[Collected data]
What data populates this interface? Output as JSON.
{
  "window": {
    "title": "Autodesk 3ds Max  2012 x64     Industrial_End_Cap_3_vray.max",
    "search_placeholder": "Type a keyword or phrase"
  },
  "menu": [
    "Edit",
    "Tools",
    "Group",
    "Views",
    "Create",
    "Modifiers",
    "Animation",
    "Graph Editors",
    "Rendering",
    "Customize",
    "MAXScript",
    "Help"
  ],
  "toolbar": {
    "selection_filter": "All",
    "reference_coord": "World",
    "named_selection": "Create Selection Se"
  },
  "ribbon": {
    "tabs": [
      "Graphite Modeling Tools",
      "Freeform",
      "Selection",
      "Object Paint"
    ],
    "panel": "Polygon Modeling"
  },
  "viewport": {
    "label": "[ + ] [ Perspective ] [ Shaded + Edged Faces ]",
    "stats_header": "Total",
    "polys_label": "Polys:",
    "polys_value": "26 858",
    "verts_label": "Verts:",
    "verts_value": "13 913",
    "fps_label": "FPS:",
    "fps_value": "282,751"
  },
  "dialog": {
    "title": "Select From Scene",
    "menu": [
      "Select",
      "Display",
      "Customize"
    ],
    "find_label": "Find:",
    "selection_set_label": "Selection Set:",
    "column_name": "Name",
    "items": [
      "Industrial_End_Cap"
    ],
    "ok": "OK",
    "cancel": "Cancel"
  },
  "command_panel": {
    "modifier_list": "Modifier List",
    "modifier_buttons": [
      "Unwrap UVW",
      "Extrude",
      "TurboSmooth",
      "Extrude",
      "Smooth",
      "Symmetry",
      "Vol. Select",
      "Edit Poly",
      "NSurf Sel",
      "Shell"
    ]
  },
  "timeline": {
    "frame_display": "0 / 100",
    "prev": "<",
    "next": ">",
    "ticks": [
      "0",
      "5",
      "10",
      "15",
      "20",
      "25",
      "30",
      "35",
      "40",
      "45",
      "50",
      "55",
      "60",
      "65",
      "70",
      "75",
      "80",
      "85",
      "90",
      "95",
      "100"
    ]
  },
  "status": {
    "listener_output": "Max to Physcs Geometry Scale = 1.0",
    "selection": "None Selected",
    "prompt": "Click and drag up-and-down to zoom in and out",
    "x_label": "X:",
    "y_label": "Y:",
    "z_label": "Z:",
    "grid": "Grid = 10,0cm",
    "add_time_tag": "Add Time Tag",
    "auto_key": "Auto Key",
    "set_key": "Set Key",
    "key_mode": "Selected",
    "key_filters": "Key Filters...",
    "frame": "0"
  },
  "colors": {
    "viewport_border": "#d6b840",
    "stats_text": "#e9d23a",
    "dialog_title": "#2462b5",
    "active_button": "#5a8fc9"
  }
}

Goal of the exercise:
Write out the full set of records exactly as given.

Task response:
What data populates this interface? Output as JSON.
{
  "window": {
    "title": "Autodesk 3ds Max  2012 x64     Industrial_End_Cap_3_vray.max",
    "search_placeholder": "Type a keyword or phrase"
  },
  "menu": [
    "Edit",
    "Tools",
    "Group",
    "Views",
    "Create",
    "Modifiers",
    "Animation",
    "Graph Editors",
    "Rendering",
    "Customize",
    "MAXScript",
    "Help"
  ],
  "toolbar": {
    "selection_filter": "All",
    "reference_coord": "World",
    "named_selection": "Create Selection Se"
  },
  "ribbon": {
    "tabs": [
      "Graphite Modeling Tools",
      "Freeform",
      "Selection",
      "Object Paint"
    ],
    "panel": "Polygon Modeling"
  },
  "viewport": {
    "label": "[ + ] [ Perspective ] [ Shaded + Edged Faces ]",
    "stats_header": "Total",
    "polys_label": "Polys:",
    "polys_value": "26 858",
    "verts_label": "Verts:",
    "verts_value": "13 913",
    "fps_label": "FPS:",
    "fps_value": "282,751"
  },
  "dialog": {
    "title": "Select From Scene",
    "menu": [
      "Select",
      "Display",
      "Customize"
    ],
    "find_label": "Find:",
    "selection_set_label": "Selection Set:",
    "column_name": "Name",
    "items": [
      "Industrial_End_Cap"
    ],
    "ok": "OK",
    "cancel": "Cancel"
  },
  "command_panel": {
    "modifier_list": "Modifier List",
    "modifier_buttons": [
      "Unwrap UVW",
      "Extrude",
      "TurboSmooth",
      "Extrude",
      "Smooth",
      "Symmetry",
      "Vol. Select",
      "Edit Poly",
      "NSurf Sel",
      "Shell"
    ]
  },
  "timeline": {
    "frame_display": "0 / 100",
    "prev": "<",
    "next": ">",
    "ticks": [
      "0",
      "5",
      "10",
      "15",
      "20",
      "25",
      "30",
      "35",
      "40",
      "45",
      "50",
      "55",
      "60",
      "65",
      "70",
      "75",
      "80",
      "85",
      "90",
      "95",
      "100"
    ]
  },
  "status": {
    "listener_output": "Max to Physcs Geometry Scale = 1.0",
    "selection": "None Selected",
    "prompt": "Click and drag up-and-down to zoom in and out",
    "x_label": "X:",
    "y_label": "Y:",
    "z_label": "Z:",
    "grid": "Grid = 10,0cm",
    "add_time_tag": "Add Time Tag",
    "auto_key": "Auto Key",
    "set_key": "Set Key",
    "key_mode": "Selected",
    "key_filters": "Key Filters...",
    "frame": "0"
  },
  "colors": {
    "viewport_border": "#d6b840",
    "stats_text": "#e9d23a",
    "dialog_title": "#2462b5",
    "active_button": "#5a8fc9"
  }
}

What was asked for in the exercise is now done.